The bottom line:

So many diseases are in this uncured standstill, and we seem to just accept that they will remain that way until some scientist comes up with the answer. Stem cells could very well be that answer we are looking for, but how will we ever know if the research doesn’t continue to be funded? Unfortunately, the many societal questions and doubts of such research limit the ability of these stem cells to be utilized to their full extent.

This topic is extremely controversial, but a balance between both the medical benefits and societal concerns would allow stem cell research to be more effective and beneficial in all aspects. iPSCs were specifically developed in order to diminish the main ethical opposition against using embryos, so they at least should be able to be used without further constraint.
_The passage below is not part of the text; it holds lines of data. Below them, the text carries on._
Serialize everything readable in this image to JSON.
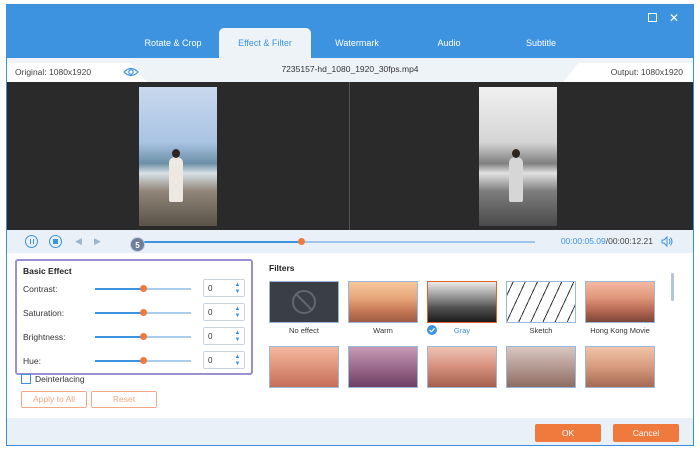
{
  "window": {
    "maximize_icon": "maximize-icon",
    "close_icon": "close-icon"
  },
  "tabs": [
    {
      "label": "Rotate & Crop",
      "active": false
    },
    {
      "label": "Effect & Filter",
      "active": true
    },
    {
      "label": "Watermark",
      "active": false
    },
    {
      "label": "Audio",
      "active": false
    },
    {
      "label": "Subtitle",
      "active": false
    }
  ],
  "infobar": {
    "original": "Original: 1080x1920",
    "filename": "7235157-hd_1080_1920_30fps.mp4",
    "output": "Output: 1080x1920"
  },
  "playback": {
    "current": "00:00:05.09",
    "total": "/00:00:12.21",
    "progress": 0.42,
    "step_badge": "5"
  },
  "basic_effect": {
    "title": "Basic Effect",
    "rows": [
      {
        "label": "Contrast:",
        "value": "0",
        "level": 0.5
      },
      {
        "label": "Saturation:",
        "value": "0",
        "level": 0.5
      },
      {
        "label": "Brightness:",
        "value": "0",
        "level": 0.5
      },
      {
        "label": "Hue:",
        "value": "0",
        "level": 0.5
      }
    ],
    "deinterlacing": "Deinterlacing",
    "apply_all": "Apply to All",
    "reset": "Reset"
  },
  "filters": {
    "title": "Filters",
    "items": [
      {
        "label": "No effect",
        "selected": false
      },
      {
        "label": "Warm",
        "selected": false
      },
      {
        "label": "Gray",
        "selected": true
      },
      {
        "label": "Sketch",
        "selected": false
      },
      {
        "label": "Hong Kong Movie",
        "selected": false
      }
    ]
  },
  "footer": {
    "ok": "OK",
    "cancel": "Cancel"
  },
  "colors": {
    "accent": "#3d93e0",
    "action": "#f07a3e",
    "highlight": "#9b8ed1"
  }
}
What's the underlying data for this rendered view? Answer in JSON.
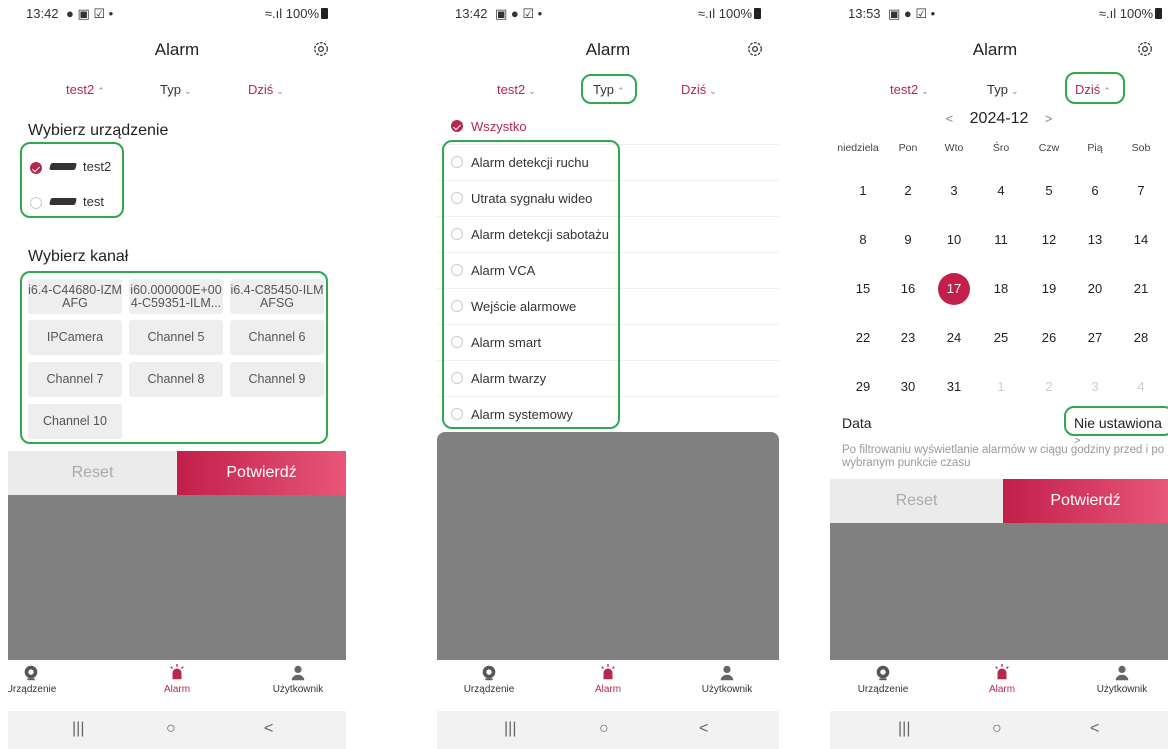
{
  "status": {
    "p1": {
      "time": "13:42",
      "battery": "100%"
    },
    "p2": {
      "time": "13:42",
      "battery": "100%"
    },
    "p3": {
      "time": "13:53",
      "battery": "100%"
    }
  },
  "title": "Alarm",
  "filters": {
    "device": "test2",
    "type": "Typ",
    "date": "Dziś"
  },
  "device_section": {
    "title": "Wybierz urządzenie",
    "devices": [
      {
        "name": "test2",
        "selected": true
      },
      {
        "name": "test",
        "selected": false
      }
    ]
  },
  "channel_section": {
    "title": "Wybierz kanał",
    "channels": [
      "i6.4-C44680-IZM AFG",
      "i60.000000E+00 4-C59351-ILM...",
      "i6.4-C85450-ILM AFSG",
      "IPCamera",
      "Channel 5",
      "Channel 6",
      "Channel 7",
      "Channel 8",
      "Channel 9",
      "Channel 10"
    ]
  },
  "buttons": {
    "reset": "Reset",
    "confirm": "Potwierdź"
  },
  "types": {
    "all": "Wszystko",
    "items": [
      "Alarm detekcji ruchu",
      "Utrata sygnału wideo",
      "Alarm detekcji sabotażu",
      "Alarm VCA",
      "Wejście alarmowe",
      "Alarm smart",
      "Alarm twarzy",
      "Alarm systemowy"
    ]
  },
  "calendar": {
    "month": "2024-12",
    "prev": "<",
    "next": ">",
    "weekdays": [
      "niedziela",
      "Pon",
      "Wto",
      "Śro",
      "Czw",
      "Pią",
      "Sob"
    ],
    "weeks": [
      [
        "1",
        "2",
        "3",
        "4",
        "5",
        "6",
        "7"
      ],
      [
        "8",
        "9",
        "10",
        "11",
        "12",
        "13",
        "14"
      ],
      [
        "15",
        "16",
        "17",
        "18",
        "19",
        "20",
        "21"
      ],
      [
        "22",
        "23",
        "24",
        "25",
        "26",
        "27",
        "28"
      ],
      [
        "29",
        "30",
        "31",
        "1",
        "2",
        "3",
        "4"
      ]
    ],
    "selected_day": "17",
    "data_label": "Data",
    "data_value": "Nie ustawiona",
    "note": "Po filtrowaniu wyświetlanie alarmów w ciągu godziny przed i po wybranym punkcie czasu"
  },
  "tabs": {
    "device": "Urządzenie",
    "alarm": "Alarm",
    "user": "Użytkownik"
  },
  "nav": {
    "recent": "|||",
    "home": "○",
    "back": "<"
  },
  "colors": {
    "accent": "#b5294e",
    "highlight": "#2fa84f",
    "overlay": "#808080"
  }
}
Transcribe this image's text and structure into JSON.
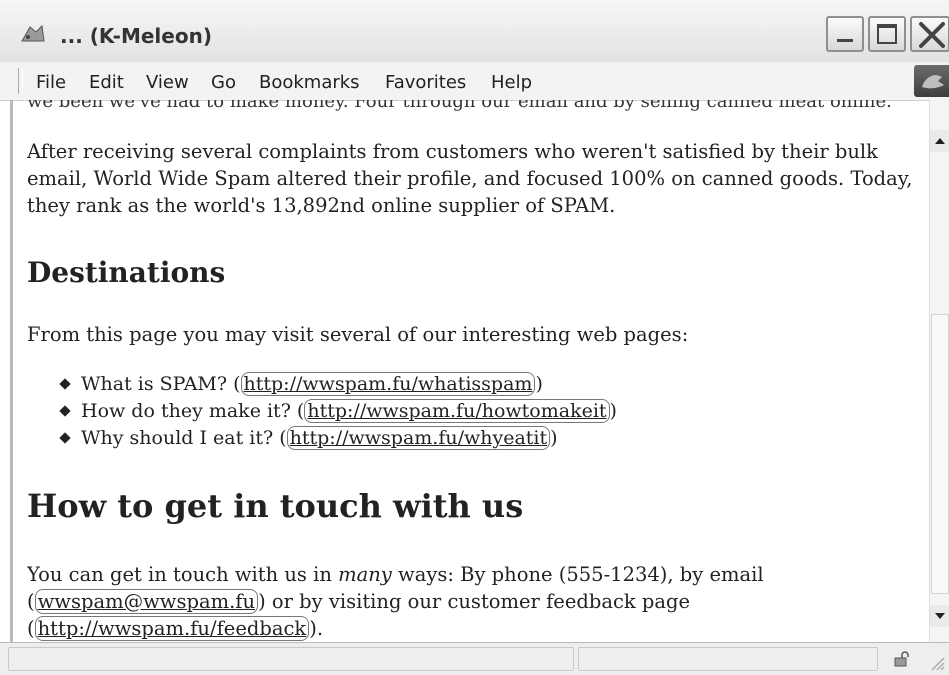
{
  "window": {
    "title": "... (K-Meleon)"
  },
  "menu": {
    "items": [
      "File",
      "Edit",
      "View",
      "Go",
      "Bookmarks",
      "Favorites",
      "Help"
    ]
  },
  "content": {
    "cut_line": "we been we've had to make money. Four through our email and by selling canned meat online.",
    "paragraph1": "After receiving several complaints from customers who weren't satisfied by their bulk email, World Wide Spam altered their profile, and focused 100% on canned goods. Today, they rank as the world's 13,892nd online supplier of SPAM.",
    "heading_destinations": "Destinations",
    "paragraph2": "From this page you may visit several of our interesting web pages:",
    "links": [
      {
        "text": "What is SPAM?",
        "url": "http://wwspam.fu/whatisspam"
      },
      {
        "text": "How do they make it?",
        "url": "http://wwspam.fu/howtomakeit"
      },
      {
        "text": "Why should I eat it?",
        "url": "http://wwspam.fu/whyeatit"
      }
    ],
    "heading_contact": "How to get in touch with us",
    "contact": {
      "t1": "You can get in touch with us in ",
      "t_em": "many",
      "t2": " ways: By phone (555-1234), by email",
      "email": "wwspam@wwspam.fu",
      "t3": " or by visiting our customer feedback page ",
      "feedback_url": "http://wwspam.fu/feedback",
      "t4": "."
    }
  },
  "colors": {
    "text": "#222222",
    "chrome": "#eeeeee",
    "titlebar": "#e2e2e2"
  },
  "icons": [
    "k-meleon-app-icon",
    "minimize-icon",
    "maximize-icon",
    "close-icon",
    "throbber-icon",
    "scroll-up-icon",
    "scroll-down-icon",
    "lock-icon",
    "resize-grip-icon"
  ]
}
Is the Fracking Business Really Worth It?

Operating oil and gas well profiled on sunset sky

Hodalis Gaytan

Copy edited by: Brett Levenstein and Kevin Qiao

Research edited by: Jared Bernhardt
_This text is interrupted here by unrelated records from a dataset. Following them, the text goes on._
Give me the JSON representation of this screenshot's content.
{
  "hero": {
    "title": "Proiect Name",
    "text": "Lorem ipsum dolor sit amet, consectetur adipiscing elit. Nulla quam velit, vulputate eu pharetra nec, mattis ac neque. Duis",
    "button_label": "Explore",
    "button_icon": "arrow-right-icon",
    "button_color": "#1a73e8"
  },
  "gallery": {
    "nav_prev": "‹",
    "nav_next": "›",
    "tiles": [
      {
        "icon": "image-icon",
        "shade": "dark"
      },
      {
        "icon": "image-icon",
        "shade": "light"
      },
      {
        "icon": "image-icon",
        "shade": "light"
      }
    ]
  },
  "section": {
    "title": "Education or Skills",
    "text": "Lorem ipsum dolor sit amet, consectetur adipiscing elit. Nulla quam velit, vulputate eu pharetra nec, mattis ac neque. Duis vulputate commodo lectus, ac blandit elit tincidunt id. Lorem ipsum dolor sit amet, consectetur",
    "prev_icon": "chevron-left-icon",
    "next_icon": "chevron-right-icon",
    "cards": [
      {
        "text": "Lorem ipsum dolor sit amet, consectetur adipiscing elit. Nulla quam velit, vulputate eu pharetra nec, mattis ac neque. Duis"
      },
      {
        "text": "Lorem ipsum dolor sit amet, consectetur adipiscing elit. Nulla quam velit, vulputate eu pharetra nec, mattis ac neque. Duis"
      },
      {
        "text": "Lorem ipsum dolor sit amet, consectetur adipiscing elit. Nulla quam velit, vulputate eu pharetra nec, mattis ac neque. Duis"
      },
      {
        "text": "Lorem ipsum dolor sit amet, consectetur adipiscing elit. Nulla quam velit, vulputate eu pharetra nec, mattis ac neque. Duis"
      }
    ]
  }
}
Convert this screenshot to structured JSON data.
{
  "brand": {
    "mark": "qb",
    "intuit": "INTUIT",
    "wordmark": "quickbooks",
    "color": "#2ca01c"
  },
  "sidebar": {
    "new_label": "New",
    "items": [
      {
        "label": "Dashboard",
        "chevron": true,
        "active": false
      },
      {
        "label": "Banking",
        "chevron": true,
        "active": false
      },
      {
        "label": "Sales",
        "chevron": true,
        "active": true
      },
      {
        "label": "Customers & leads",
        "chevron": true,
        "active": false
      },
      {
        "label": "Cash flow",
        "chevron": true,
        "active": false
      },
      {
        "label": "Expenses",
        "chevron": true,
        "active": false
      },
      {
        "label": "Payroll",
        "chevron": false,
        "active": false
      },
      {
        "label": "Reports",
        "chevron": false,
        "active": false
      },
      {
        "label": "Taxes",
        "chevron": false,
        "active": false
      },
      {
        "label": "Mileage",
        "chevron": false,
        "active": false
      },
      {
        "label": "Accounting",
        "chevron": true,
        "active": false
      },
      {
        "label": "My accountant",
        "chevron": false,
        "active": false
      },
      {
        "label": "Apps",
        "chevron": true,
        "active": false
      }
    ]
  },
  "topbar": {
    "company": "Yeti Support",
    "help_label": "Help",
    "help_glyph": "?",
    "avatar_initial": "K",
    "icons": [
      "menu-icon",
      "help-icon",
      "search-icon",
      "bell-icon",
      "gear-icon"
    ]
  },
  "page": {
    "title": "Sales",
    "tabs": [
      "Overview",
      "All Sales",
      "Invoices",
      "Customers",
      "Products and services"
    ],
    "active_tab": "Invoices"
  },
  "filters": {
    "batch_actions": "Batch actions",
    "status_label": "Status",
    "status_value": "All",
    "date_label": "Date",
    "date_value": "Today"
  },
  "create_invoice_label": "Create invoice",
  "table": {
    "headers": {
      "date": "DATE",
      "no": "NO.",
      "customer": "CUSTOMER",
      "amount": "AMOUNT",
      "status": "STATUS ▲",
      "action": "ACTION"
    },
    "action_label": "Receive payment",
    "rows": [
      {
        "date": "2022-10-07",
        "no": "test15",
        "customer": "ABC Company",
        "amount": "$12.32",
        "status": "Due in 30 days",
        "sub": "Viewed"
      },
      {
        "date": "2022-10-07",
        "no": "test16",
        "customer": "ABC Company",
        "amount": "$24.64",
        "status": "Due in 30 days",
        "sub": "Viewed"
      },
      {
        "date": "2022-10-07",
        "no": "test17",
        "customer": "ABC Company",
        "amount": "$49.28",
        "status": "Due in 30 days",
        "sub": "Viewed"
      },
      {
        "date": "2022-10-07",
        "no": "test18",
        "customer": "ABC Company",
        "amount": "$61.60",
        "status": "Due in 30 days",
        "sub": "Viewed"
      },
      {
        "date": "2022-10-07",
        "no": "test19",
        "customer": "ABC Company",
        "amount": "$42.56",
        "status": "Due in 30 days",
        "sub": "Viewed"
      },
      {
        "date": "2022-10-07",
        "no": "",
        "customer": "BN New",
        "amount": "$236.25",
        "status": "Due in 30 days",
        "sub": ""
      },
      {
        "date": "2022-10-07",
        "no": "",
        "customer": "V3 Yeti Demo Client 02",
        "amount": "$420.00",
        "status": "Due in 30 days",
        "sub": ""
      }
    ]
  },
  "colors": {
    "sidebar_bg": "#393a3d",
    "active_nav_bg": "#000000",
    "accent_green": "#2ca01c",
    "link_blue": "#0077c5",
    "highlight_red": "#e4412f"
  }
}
Format edited by: Arthur Carlton-Jones

Throughout society and history, we have seen a range of topics and concepts that have been called into question by an assortment of individuals and groups. These individuals and groups debate about specific topics and how their effects are either “wrong” or “right” for society.  For instance, we have seen how the privacy and ethical rights of women are debated for the topic of abortion, the relationship between second amendment rights and gun control, and many other similar debates. To this day, there continues to be a various amount of topics that cause for much deliberation among different groups and parties. But there is one debate in particular that is starting to take rise; the debate of fracking. Both sides of the argument have been debating about the ethical and economic issues that come along the process of hydraulic fracturing.[1] Hydraulic fracturing, also known as fracking, is a new technology that is used to extract natural gases from the earth with a drilling technique that, “has made it possible to retrieve deposits of methane gas trapped in formations of shale rock thousands of feet below ground, fossil fuels that had heretofore been considered inaccessible.”[2] The whole idea behind the process of fracking is that it provides the world with cheaper oil and fossil fuel. Although this incredible innovation has surprised the world and given us a large amount of job opportunities and cheap oil, it has unleashed a large amount of controversy due to the many issues, such as groundwater contamination, environmental hazards, air pollution, and many more factors. But of lately, I have been asking myself about the economic impact that fracking and all its factors have on today’s society. How exactly does fracking affect our country’s wallet and its users? And as a society, should we be more concerned about the economic issues that fracking has on our pockets? I strongly believe that fracking should not take place because it causes more harm than good. Not only are the large amounts of released toxins affecting the environment but they are also contaminating our drinking water.[3] Water alone is such an important asset for not just us, human beings, but also for other living things. If we continue to contaminate the few things that we need to survive, then how will the world continue on without this element of survival? Also the economically effects of fracking have caused for so much money to be given to “clean-up” projects that take place after the process of fracking. Fracking waste adds weight to transport trucks and causes roads to become damaged and unusable. Because of this, the government must take our money to repair these damaged roads. I strongly believe that the positive outcomes of fracking do not outweigh the negative ones. As a society, we need to realize that the effects of fracking do not only affect our planet but it also can effect with our way of survival.